─── Task material ───

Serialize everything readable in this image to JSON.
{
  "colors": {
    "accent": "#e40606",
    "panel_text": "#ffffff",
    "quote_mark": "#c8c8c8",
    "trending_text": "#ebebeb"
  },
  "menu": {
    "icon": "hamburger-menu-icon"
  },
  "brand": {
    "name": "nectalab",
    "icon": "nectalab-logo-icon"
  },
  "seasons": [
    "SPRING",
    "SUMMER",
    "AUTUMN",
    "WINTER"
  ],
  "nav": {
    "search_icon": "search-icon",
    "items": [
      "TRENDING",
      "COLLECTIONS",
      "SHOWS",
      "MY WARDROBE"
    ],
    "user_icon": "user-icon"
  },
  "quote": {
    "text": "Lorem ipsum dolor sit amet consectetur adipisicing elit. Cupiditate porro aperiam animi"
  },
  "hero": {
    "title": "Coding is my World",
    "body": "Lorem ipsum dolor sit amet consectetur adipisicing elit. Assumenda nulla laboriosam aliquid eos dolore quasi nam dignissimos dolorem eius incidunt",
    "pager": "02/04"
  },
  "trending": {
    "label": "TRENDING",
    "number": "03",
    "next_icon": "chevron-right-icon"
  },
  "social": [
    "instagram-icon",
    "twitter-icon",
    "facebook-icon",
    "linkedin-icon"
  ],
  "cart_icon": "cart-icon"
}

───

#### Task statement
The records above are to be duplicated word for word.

#### Task solution
Serialize everything readable in this image to JSON.
{
  "colors": {
    "accent": "#e40606",
    "panel_text": "#ffffff",
    "quote_mark": "#c8c8c8",
    "trending_text": "#ebebeb"
  },
  "menu": {
    "icon": "hamburger-menu-icon"
  },
  "brand": {
    "name": "nectalab",
    "icon": "nectalab-logo-icon"
  },
  "seasons": [
    "SPRING",
    "SUMMER",
    "AUTUMN",
    "WINTER"
  ],
  "nav": {
    "search_icon": "search-icon",
    "items": [
      "TRENDING",
      "COLLECTIONS",
      "SHOWS",
      "MY WARDROBE"
    ],
    "user_icon": "user-icon"
  },
  "quote": {
    "text": "Lorem ipsum dolor sit amet consectetur adipisicing elit. Cupiditate porro aperiam animi"
  },
  "hero": {
    "title": "Coding is my World",
    "body": "Lorem ipsum dolor sit amet consectetur adipisicing elit. Assumenda nulla laboriosam aliquid eos dolore quasi nam dignissimos dolorem eius incidunt",
    "pager": "02/04"
  },
  "trending": {
    "label": "TRENDING",
    "number": "03",
    "next_icon": "chevron-right-icon"
  },
  "social": [
    "instagram-icon",
    "twitter-icon",
    "facebook-icon",
    "linkedin-icon"
  ],
  "cart_icon": "cart-icon"
}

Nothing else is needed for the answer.